Stanford researchers focus on social networks to curb spread of disease
Marcel Salathé and James Holland Jones developed a mathematical model to identify social networks and predict how they'll interact during a disease outbreak. They say that's the key to heading off an epidemic.
When it comes to curbing epidemics, it makes sense to understand social networks. Figuring out who might have a disease and is most likely to spread it to others is essential to controlling an outbreak.
But scientists haven't had good ways to do that. They often rely on unrealistic models that assume all people interact with each other with equal frequency. Think of a bag of Shake 'n Bake: chances are all the pieces of meat will be coated with equal amounts of breadcrumbs simply because they're tossed together.
Stanford researchers Marcel Salathé and James Holland Jones have come up with a better, more strategic way to track and curb the spread of disease that reflects real-life relationships. Developing an algorithm and testing it on Facebook data, they've figured out how to identify the social interactions between communities – the relationships most likely to link one group to another and get more people sick.

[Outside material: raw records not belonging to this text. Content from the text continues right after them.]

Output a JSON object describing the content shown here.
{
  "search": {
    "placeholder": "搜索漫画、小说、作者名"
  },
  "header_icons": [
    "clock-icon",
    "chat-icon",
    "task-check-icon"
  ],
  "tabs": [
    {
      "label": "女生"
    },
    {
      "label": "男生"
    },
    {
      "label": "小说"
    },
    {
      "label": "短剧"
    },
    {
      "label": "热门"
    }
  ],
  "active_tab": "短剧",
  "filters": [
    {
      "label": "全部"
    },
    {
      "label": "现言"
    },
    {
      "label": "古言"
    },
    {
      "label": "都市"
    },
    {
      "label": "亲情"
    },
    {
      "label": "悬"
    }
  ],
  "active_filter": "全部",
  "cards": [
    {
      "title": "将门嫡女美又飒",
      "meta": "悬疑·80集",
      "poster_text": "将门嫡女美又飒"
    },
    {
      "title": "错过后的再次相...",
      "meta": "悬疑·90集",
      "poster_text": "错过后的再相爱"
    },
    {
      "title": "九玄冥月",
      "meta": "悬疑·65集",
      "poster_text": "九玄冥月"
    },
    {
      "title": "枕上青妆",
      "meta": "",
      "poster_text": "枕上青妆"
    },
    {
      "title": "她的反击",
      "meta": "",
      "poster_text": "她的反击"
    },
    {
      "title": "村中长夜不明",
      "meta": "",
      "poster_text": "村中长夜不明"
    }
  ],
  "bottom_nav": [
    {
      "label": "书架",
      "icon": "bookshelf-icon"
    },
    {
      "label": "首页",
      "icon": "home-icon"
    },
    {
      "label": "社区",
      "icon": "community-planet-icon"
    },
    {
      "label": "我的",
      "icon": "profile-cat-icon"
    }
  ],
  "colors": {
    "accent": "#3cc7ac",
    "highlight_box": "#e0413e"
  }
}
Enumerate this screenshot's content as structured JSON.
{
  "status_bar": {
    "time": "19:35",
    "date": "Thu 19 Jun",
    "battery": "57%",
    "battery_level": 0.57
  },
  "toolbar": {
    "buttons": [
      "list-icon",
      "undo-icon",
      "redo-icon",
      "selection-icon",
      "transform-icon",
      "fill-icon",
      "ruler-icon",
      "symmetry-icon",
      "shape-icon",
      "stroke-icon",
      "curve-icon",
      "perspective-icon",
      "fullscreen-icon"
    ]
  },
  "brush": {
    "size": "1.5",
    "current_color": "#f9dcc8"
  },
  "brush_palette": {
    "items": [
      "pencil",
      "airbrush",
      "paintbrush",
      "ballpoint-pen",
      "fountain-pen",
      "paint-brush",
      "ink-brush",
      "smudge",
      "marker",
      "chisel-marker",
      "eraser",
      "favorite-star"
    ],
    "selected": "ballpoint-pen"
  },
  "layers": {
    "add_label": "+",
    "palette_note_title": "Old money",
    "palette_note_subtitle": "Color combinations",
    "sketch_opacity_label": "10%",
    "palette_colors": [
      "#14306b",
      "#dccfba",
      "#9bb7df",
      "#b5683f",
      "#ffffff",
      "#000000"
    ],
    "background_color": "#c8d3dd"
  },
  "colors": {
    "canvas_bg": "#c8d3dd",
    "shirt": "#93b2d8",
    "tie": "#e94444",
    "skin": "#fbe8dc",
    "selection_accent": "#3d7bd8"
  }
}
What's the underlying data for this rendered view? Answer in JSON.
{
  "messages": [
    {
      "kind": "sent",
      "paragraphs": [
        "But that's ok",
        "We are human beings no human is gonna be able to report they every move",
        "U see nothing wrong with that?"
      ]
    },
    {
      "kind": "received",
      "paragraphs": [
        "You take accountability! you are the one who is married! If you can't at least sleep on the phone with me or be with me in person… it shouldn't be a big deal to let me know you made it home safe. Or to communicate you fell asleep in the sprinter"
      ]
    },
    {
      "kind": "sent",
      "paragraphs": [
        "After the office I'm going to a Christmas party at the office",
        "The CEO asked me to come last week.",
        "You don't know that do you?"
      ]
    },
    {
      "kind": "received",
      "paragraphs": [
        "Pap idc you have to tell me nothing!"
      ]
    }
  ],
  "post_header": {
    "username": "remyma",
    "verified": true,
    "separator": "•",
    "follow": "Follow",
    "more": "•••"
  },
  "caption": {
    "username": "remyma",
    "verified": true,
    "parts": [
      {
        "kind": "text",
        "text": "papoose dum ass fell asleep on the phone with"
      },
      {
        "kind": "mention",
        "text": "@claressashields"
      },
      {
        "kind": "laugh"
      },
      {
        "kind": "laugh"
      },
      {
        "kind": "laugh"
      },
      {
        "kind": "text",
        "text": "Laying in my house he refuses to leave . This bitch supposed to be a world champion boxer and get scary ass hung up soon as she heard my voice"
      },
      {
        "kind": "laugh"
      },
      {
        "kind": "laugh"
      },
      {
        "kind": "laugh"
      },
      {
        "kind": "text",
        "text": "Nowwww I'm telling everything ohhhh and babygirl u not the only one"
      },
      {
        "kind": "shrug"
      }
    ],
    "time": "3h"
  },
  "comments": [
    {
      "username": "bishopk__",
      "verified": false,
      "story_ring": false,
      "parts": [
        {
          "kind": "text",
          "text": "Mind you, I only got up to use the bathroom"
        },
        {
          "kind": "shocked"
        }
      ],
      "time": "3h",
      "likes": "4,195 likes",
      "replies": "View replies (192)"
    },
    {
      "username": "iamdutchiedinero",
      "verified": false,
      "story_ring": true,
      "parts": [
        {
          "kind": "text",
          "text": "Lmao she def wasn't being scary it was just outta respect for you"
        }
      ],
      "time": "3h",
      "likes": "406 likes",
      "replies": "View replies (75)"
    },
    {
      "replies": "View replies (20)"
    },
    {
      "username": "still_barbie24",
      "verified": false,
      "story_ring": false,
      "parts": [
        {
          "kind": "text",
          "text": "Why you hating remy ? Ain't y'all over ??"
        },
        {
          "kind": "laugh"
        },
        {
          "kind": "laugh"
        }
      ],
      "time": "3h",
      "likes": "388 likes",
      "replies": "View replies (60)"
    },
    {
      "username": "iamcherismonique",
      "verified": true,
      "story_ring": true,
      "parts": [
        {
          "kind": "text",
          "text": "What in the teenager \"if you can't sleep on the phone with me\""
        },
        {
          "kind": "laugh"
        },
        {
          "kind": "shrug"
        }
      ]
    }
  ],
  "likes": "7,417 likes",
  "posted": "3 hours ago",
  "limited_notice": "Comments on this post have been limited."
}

The model takes into account community structure, social networks and the fact that tightly knit groups are often connected by just a few individuals – ideas that seem obvious but have not been applied by epidemiologists.
"If there's a disease popping around a community with only one road out of town, then chances of it randomly making its way to another tightly knit community are pretty low," said Jones, an assistant professor of anthropology. "The more roads there are out of town, the more likely it is that the disease will get out and spread. So the key is to find those roads and shut them down."
The Facebook data Salathé and Jones used to test their theory comes from 2005, when the social networking site was available only to college students. Tracking the relationships and interactions of students on five university campuses helped the researchers develop their mathematical model that recognizes clusters of people and predicts the likely bridges between them.
"When a new virus starts spreading, neither the time nor the necessary doses of vaccine to immunize everyone is available," said Salathé, a postdoctoral fellow in biology. "So you'd want a strategy that allows you to protect a population as much as possible given the limited resources that you have. Our analysis shows that targeting the bridges between communities is such a strategy, and the algorithm that we propose is an efficient way of finding those bridges."
Adam Gorlick, Stanford News Service: (650) 725-0224, firstname.lastname@example.org